**To do**
Below is a listing; give only the number of its lines that contain the word "tree".

**Record extracts**
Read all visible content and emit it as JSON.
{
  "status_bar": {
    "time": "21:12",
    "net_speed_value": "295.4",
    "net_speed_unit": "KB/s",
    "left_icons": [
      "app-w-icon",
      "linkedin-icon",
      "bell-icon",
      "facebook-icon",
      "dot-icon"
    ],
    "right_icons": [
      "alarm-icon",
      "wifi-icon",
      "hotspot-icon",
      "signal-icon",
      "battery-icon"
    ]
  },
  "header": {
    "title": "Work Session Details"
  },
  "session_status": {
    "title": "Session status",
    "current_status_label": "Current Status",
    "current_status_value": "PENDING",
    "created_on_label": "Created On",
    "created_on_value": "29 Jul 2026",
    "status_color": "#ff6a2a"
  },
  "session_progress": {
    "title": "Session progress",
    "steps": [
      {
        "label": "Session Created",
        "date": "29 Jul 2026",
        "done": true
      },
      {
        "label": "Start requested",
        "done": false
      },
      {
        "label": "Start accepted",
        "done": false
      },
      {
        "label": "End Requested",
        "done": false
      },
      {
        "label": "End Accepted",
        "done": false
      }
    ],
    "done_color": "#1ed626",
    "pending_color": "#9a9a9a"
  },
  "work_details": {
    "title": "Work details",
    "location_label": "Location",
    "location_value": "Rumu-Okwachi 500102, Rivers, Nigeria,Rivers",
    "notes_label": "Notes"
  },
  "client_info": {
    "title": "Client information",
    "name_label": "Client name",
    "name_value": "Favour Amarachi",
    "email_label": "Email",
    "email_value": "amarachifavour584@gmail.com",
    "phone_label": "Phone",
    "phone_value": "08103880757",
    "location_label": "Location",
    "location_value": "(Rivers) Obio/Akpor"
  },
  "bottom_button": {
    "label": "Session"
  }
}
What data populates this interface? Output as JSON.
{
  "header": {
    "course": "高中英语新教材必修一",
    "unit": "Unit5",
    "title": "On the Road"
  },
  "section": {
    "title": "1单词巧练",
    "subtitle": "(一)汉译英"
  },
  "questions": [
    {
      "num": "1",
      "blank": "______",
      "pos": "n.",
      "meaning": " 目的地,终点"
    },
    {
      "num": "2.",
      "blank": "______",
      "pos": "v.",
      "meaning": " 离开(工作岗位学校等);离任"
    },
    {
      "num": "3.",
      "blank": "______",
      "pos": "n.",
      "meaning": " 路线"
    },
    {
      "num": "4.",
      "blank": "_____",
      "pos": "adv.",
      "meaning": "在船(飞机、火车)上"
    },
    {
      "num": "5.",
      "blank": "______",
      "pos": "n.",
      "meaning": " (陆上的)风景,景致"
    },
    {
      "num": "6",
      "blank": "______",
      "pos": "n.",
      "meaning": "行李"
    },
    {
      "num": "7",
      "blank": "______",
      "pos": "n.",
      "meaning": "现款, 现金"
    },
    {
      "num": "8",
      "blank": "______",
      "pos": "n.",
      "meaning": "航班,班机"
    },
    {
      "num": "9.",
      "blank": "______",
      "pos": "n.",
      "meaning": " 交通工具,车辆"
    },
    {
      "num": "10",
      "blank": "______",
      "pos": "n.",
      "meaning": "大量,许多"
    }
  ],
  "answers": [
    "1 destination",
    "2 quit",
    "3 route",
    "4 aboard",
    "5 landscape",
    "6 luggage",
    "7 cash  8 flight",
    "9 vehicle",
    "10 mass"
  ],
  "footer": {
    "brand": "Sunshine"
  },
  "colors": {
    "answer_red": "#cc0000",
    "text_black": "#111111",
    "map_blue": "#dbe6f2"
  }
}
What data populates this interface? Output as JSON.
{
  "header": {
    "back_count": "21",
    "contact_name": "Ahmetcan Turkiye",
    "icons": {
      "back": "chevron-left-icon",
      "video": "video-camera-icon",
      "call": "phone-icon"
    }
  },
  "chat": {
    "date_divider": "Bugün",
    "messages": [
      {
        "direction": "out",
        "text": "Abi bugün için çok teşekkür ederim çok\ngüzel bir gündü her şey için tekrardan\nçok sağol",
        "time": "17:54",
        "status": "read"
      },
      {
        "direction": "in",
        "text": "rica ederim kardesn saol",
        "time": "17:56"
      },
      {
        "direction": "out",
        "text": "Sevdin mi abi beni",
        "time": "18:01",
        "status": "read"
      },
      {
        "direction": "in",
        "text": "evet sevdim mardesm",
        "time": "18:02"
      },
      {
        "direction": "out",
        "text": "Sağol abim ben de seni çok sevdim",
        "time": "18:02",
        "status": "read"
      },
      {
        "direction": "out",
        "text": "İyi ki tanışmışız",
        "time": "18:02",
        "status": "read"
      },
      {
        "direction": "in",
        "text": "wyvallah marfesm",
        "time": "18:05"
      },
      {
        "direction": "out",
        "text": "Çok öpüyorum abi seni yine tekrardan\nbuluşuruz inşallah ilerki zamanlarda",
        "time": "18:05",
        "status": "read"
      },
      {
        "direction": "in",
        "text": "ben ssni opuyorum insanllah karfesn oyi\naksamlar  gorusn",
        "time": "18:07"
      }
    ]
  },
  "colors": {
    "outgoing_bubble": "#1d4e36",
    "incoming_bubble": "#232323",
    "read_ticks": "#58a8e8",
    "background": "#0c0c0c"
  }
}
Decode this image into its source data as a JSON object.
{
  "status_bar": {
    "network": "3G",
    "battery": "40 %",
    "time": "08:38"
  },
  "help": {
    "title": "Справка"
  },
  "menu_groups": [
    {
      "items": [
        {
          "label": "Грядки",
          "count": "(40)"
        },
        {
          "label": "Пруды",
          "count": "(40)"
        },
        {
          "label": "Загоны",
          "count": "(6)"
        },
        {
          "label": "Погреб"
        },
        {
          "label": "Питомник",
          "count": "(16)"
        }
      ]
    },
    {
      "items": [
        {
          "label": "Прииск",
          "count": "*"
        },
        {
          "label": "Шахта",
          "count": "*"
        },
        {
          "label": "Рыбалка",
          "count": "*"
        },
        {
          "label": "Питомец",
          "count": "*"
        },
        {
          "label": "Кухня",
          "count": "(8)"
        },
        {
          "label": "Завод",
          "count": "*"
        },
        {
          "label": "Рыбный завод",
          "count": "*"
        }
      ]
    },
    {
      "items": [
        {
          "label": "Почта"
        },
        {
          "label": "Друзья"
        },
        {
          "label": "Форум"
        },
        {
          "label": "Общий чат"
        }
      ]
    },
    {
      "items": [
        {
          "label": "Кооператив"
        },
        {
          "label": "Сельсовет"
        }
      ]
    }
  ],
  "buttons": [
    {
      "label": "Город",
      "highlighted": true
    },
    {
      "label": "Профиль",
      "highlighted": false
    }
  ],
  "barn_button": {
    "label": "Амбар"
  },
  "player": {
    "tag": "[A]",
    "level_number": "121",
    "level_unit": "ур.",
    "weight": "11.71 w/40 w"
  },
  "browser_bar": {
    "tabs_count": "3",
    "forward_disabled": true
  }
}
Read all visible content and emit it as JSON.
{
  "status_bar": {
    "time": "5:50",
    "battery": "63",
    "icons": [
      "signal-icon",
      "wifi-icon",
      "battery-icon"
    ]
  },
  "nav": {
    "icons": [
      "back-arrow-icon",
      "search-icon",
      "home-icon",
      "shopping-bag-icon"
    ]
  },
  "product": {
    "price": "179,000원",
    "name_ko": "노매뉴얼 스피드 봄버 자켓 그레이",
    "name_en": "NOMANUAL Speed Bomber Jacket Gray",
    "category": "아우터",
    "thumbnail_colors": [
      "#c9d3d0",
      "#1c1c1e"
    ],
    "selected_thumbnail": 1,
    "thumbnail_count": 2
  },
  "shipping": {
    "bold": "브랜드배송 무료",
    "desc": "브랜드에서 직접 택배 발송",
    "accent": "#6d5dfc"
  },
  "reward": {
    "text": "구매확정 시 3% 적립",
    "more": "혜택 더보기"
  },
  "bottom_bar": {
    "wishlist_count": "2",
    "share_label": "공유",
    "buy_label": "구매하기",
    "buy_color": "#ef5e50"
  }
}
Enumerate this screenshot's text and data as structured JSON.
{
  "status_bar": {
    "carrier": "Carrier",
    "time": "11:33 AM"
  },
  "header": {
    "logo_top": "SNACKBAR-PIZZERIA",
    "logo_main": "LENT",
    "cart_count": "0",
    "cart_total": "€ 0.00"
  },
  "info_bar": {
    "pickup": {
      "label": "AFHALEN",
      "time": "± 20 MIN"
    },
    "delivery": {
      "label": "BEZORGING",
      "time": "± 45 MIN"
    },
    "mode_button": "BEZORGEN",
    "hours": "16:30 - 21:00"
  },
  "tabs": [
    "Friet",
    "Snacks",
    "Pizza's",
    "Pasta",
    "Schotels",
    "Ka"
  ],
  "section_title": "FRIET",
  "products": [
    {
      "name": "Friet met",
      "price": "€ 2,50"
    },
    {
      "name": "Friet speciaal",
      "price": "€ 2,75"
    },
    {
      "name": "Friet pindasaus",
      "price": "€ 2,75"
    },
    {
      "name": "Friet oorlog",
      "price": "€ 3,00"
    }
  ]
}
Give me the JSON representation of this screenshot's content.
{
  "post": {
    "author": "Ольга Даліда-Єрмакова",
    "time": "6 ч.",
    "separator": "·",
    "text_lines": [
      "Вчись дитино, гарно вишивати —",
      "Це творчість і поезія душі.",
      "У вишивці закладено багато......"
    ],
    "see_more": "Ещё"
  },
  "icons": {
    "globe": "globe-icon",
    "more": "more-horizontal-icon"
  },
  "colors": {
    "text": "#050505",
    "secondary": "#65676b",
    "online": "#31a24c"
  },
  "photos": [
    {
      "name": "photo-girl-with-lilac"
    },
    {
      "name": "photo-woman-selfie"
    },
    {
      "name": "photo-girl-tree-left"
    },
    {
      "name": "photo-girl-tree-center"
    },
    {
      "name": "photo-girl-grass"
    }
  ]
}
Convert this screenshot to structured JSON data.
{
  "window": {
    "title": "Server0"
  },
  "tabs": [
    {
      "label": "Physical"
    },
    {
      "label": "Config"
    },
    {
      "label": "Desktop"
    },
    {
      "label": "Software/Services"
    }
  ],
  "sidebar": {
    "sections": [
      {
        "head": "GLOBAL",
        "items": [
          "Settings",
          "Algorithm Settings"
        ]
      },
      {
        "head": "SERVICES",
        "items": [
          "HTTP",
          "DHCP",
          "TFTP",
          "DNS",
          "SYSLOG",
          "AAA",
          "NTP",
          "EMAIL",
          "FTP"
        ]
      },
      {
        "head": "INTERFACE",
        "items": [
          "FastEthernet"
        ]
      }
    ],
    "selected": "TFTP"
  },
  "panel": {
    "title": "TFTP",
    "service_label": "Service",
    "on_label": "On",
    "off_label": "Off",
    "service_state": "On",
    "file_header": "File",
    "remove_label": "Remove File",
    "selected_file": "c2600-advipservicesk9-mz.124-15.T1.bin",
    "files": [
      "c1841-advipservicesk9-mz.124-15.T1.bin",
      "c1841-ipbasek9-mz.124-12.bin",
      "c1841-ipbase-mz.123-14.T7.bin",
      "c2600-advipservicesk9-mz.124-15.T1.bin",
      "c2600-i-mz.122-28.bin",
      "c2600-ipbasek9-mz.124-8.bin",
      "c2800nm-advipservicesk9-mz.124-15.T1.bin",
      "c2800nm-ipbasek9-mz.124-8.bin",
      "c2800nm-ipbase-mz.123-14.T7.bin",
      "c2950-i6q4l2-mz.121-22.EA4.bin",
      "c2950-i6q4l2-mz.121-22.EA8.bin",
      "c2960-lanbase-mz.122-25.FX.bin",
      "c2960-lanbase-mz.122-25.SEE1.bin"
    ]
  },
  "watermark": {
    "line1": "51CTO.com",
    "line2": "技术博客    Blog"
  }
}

**Written solution**
2